During World War II, many British women had stepped into new roles in the labor force. After the war ended, most were expected to move back into their traditional roles in the household, but many still held jobs outside the home. The play takes a conflicted view of gender that parallels these shifting dynamics. On the one hand, Jimmy’s angry, destructive, and typically masculine energy drives much of the action and dialogue. On the other hand, women are given agency, and female characters act in their own interests, independently of men (most notably, both Alison and Helena leave Jimmy).
Femininity in the play is highly associated with upper class-ness, and masculinity with lower class-ness. This leads to clashes between the genders that also have an economic dimension. Sticking to conventional gender roles means sticking to the propriety and politeness of British society (which also means acting along with your class role). For example, in stealing Alison away from her family to marry her, Jimmy took on the traditional male role of a “knight in shining armor.” But, Alison says that “his armor didn’t really shine much,” subverting this traditional gender role by adding a class dimension to it. Jimmy was almost heroic, but not quite. There is clearly something attractive in Jimmy’s virile, lower class masculinity, as first Alison and then Helena are drawn to him sexually. Yet there is something destructive in it as well, as both also end up leaving him. Further complicating the gender dynamics, women, too, are portrayed as having a destructive power over men. Jimmy says he’s thankful that there aren’t more female surgeons, because they’d flip men’s guts out of their bodies as carelessly as they toss their makeup instruments down on the table. He likens Alison’s sexual passion to a python that eats its prey whole. At the end of the play, he says that he and Cliff will both inevitably be “butchered by women.”
The muddled gender roles in the play add to the sense of realism that made it such a sensation when it was first performed. Characters defy social convention. Alison disobeys her parents to marry Jimmy. Helena slaps Jimmy at the very start of their affair, and later walks out on him. An unmarried man (Cliff) lives with a married couple. He flirts with Alison, but Jimmy doesn’t particularly mind.
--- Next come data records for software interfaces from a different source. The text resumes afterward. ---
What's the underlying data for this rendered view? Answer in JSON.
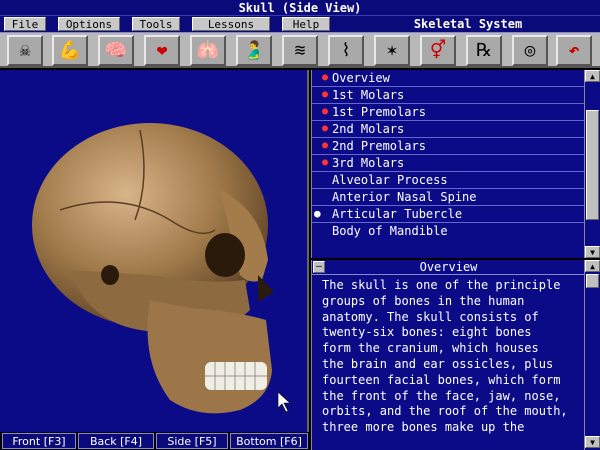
{
  "window": {
    "title": "Skull (Side View)"
  },
  "menu": {
    "items": [
      "File",
      "Options",
      "Tools",
      "Lessons",
      "Help"
    ],
    "section_title": "Skeletal System"
  },
  "toolbar": {
    "icons": [
      "skull-icon",
      "muscle-icon",
      "brain-icon",
      "heart-icon",
      "lungs-icon",
      "stomach-icon",
      "nerves-icon",
      "pancreas-icon",
      "cell-icon",
      "gender-icon",
      "rx-icon",
      "ear-icon",
      "return-icon"
    ],
    "glyphs": [
      "☠",
      "💪",
      "🧠",
      "❤",
      "🫁",
      "🫃",
      "≋",
      "⌇",
      "✶",
      "⚥",
      "℞",
      "◎",
      "↶"
    ]
  },
  "colors": {
    "panel_bg": "#0b0b88",
    "title_bg": "#0a0a7a",
    "marker": "#ff3333",
    "skull": "#b08a5a"
  },
  "list": {
    "items": [
      {
        "label": "Overview",
        "marker": "red"
      },
      {
        "label": "1st Molars",
        "marker": "red"
      },
      {
        "label": "1st Premolars",
        "marker": "red"
      },
      {
        "label": "2nd Molars",
        "marker": "red"
      },
      {
        "label": "2nd Premolars",
        "marker": "red"
      },
      {
        "label": "3rd Molars",
        "marker": "red"
      },
      {
        "label": "Alveolar Process",
        "marker": ""
      },
      {
        "label": "Anterior Nasal Spine",
        "marker": ""
      },
      {
        "label": "Articular Tubercle",
        "marker": "current"
      },
      {
        "label": "Body of Mandible",
        "marker": ""
      }
    ]
  },
  "textpanel": {
    "heading": "Overview",
    "lines": [
      "The skull is one of the principle",
      "groups of bones in the human",
      "anatomy. The skull consists of",
      "twenty-six bones: eight bones",
      "form the cranium, which houses",
      "the brain and ear ossicles, plus",
      "fourteen facial bones, which form",
      "the front of the face, jaw, nose,",
      "orbits, and the roof of the mouth,",
      "three more bones make up the"
    ]
  },
  "views": [
    "Front [F3]",
    "Back [F4]",
    "Side [F5]",
    "Bottom [F6]"
  ]
}
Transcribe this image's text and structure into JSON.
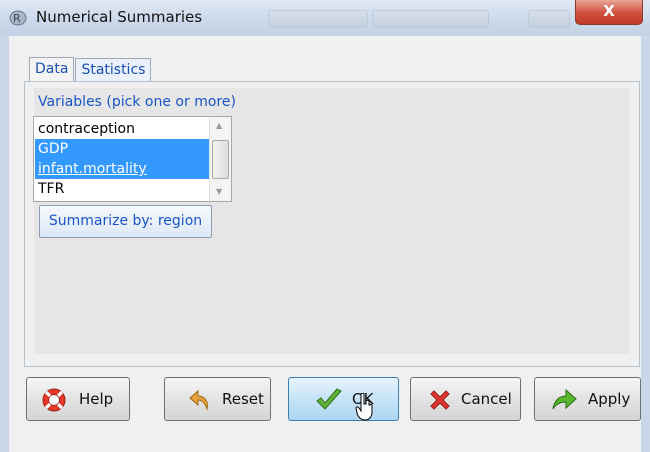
{
  "window": {
    "title": "Numerical Summaries",
    "close_label": "X"
  },
  "tabs": [
    {
      "label": "Data",
      "active": true
    },
    {
      "label": "Statistics",
      "active": false
    }
  ],
  "variables": {
    "label": "Variables (pick one or more)",
    "items": [
      {
        "label": "contraception",
        "selected": false
      },
      {
        "label": "GDP",
        "selected": true
      },
      {
        "label": "infant.mortality",
        "selected": true
      },
      {
        "label": "TFR",
        "selected": false
      }
    ]
  },
  "summarize_button": "Summarize by: region",
  "buttons": {
    "help": "Help",
    "reset": "Reset",
    "ok": "OK",
    "cancel": "Cancel",
    "apply": "Apply"
  },
  "colors": {
    "selection": "#3399ff",
    "label_blue": "#1a55c8"
  }
}
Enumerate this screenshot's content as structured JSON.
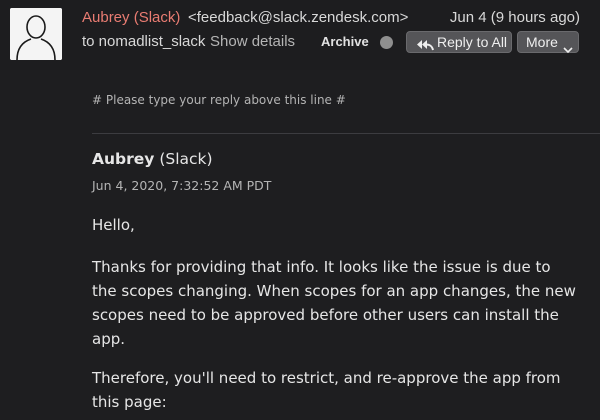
{
  "header": {
    "sender_name": "Aubrey (Slack)",
    "sender_email": "<feedback@slack.zendesk.com>",
    "date": "Jun 4 (9 hours ago)",
    "to_line": "to nomadlist_slack",
    "show_details": "Show details",
    "archive_label": "Archive",
    "reply_all_label": "Reply to All",
    "more_label": "More",
    "icons": [
      "avatar-placeholder-icon",
      "reply-all-icon",
      "chevron-down-icon"
    ],
    "colors": {
      "sender_name": "#e97c72",
      "button_bg": "#555558",
      "background": "#1e1e20"
    }
  },
  "email": {
    "reply_marker": "# Please type your reply above this line #",
    "author_name": "Aubrey",
    "author_suffix": " (Slack)",
    "timestamp": "Jun 4, 2020, 7:32:52 AM PDT",
    "paragraphs": [
      [
        "Hello,"
      ],
      [
        "Thanks for providing that info. It looks like the issue is due to",
        "the scopes changing. When scopes for an app changes, the new",
        "scopes need to be approved before other users can install the",
        "app."
      ],
      [
        "Therefore, you'll need to restrict, and re-approve the app from",
        "this page:"
      ]
    ]
  }
}
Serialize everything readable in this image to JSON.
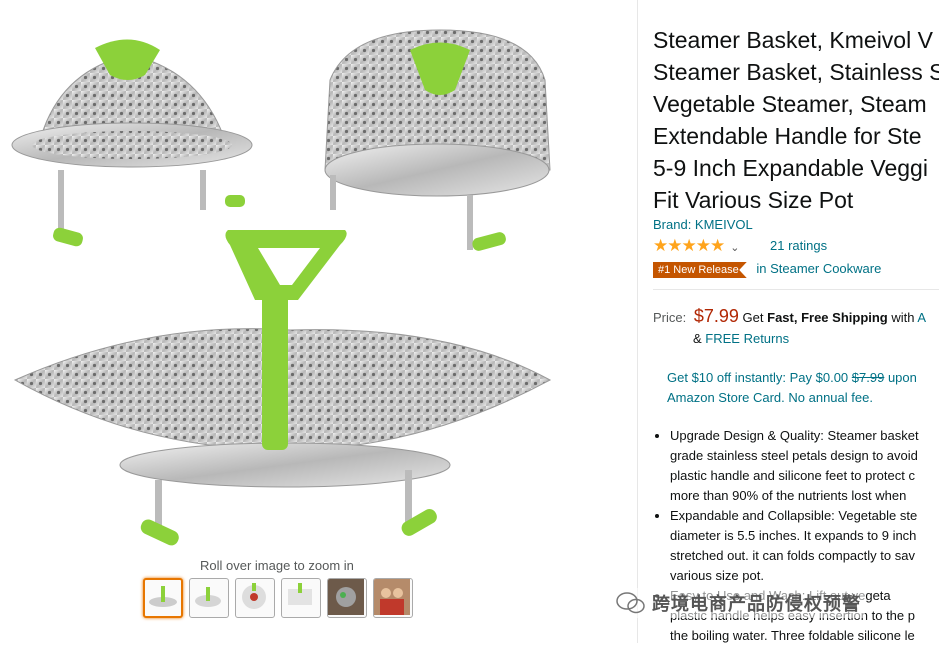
{
  "gallery": {
    "zoom_caption": "Roll over image to zoom in",
    "thumbnails": [
      "thumb-1",
      "thumb-2",
      "thumb-3",
      "thumb-4",
      "thumb-5",
      "thumb-6"
    ],
    "selected_index": 0
  },
  "product": {
    "title_lines": [
      "Steamer Basket, Kmeivol V",
      "Steamer Basket, Stainless S",
      "Vegetable Steamer, Steam",
      "Extendable Handle for Ste",
      "5-9 Inch Expandable Veggi",
      "Fit Various Size Pot"
    ],
    "brand": "Brand: KMEIVOL",
    "stars": "★★★★★",
    "rating_value": 5,
    "ratings_count": "21 ratings",
    "badge": "#1 New Release",
    "badge_category": "in Steamer Cookware"
  },
  "price": {
    "label": "Price:",
    "value": "$7.99",
    "get": "Get",
    "shipping_bold": "Fast, Free Shipping",
    "with": "with",
    "with_link": "A",
    "amp": "&",
    "returns": "FREE Returns"
  },
  "promo": {
    "line1_a": "Get $10 off instantly: Pay $0.00",
    "line1_strike": "$7.99",
    "line1_b": "upon",
    "line2": "Amazon Store Card. No annual fee."
  },
  "bullets": [
    [
      "Upgrade Design & Quality: Steamer basket",
      "grade stainless steel petals design to avoid",
      "plastic handle and silicone feet to protect c",
      "more than 90% of the nutrients lost when"
    ],
    [
      "Expandable and Collapsible: Vegetable ste",
      "diameter is 5.5 inches. It expands to 9 inch",
      "stretched out. it can folds compactly to sav",
      "various size pot."
    ],
    [
      "Easy to Use and Wash: Lift out vegeta",
      "plastic handle helps easy insertion to the p",
      "the boiling water. Three foldable silicone le"
    ]
  ],
  "watermark": {
    "text": "跨境电商产品防侵权预警"
  },
  "colors": {
    "accent_green": "#8cd13a",
    "link": "#007185",
    "price": "#b12704",
    "star": "#ffa41c",
    "badge": "#c45500"
  }
}
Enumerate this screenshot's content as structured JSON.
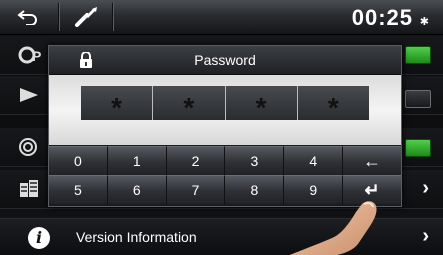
{
  "topbar": {
    "clock": "00:25",
    "bluetooth": "✱"
  },
  "icons": {
    "back": "back-arrow-icon",
    "tools": "wrench-icon"
  },
  "rows": [
    {
      "id": "row-1",
      "icon": "settings-icon",
      "control": "toggle",
      "state": "on"
    },
    {
      "id": "row-2",
      "icon": "play-icon",
      "control": "toggle",
      "state": "off"
    },
    {
      "id": "row-3",
      "icon": "radio-icon",
      "control": "toggle",
      "state": "on"
    },
    {
      "id": "row-4",
      "icon": "grid-icon",
      "control": "chevron"
    }
  ],
  "info_row": {
    "icon": "i",
    "label": "Version Information",
    "chevron": "›"
  },
  "dialog": {
    "title": "Password",
    "masked": [
      "*",
      "*",
      "*",
      "*"
    ],
    "keys_row1": [
      "0",
      "1",
      "2",
      "3",
      "4",
      "←"
    ],
    "keys_row2": [
      "5",
      "6",
      "7",
      "8",
      "9",
      "↵"
    ]
  },
  "colors": {
    "toggle_on": "#3fbf38",
    "toggle_off": "#2a2c30"
  }
}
The fluid and shifting gender roles in the play reflect the more fluid realities of post-War British society, portrayed for the first time in the traditionally staid and upper-class medium of theater.
Gender Quotes in Look Back in Anger
When you see a woman in front of her bedroom mirror, you realise what a refined sort of butcher she is…Thank God they don’t have many women surgeons! Those primitive hands would have your guts out in no time. Flip! Out it comes, like the powder out of its box. Flop! Back it goes, like the powder puff on the table.
Alison: He actually taunted me about my virginity. He was quite angry about it, as if I had deceived him in some strange way. He seemed to think an untouched woman would defile him.
Cliff: I’ve never heard you talking like this about him. He’d be quite pleased.
She’ll go on sleeping and devouring until there’s nothing left of me.
One day, when I’m no longer spending my days running a sweet-stall, I may write a book about us all…and it won’t be recollected in tranquility either, picking daffodils with Auntie Wordsworth. It’ll be recollected in fire, and blood. My blood.
I rage, and shout my head off, and everyone thinks “poor chap!” or “what an objectionable young man!” But that girl there can twist your arm off with her silence.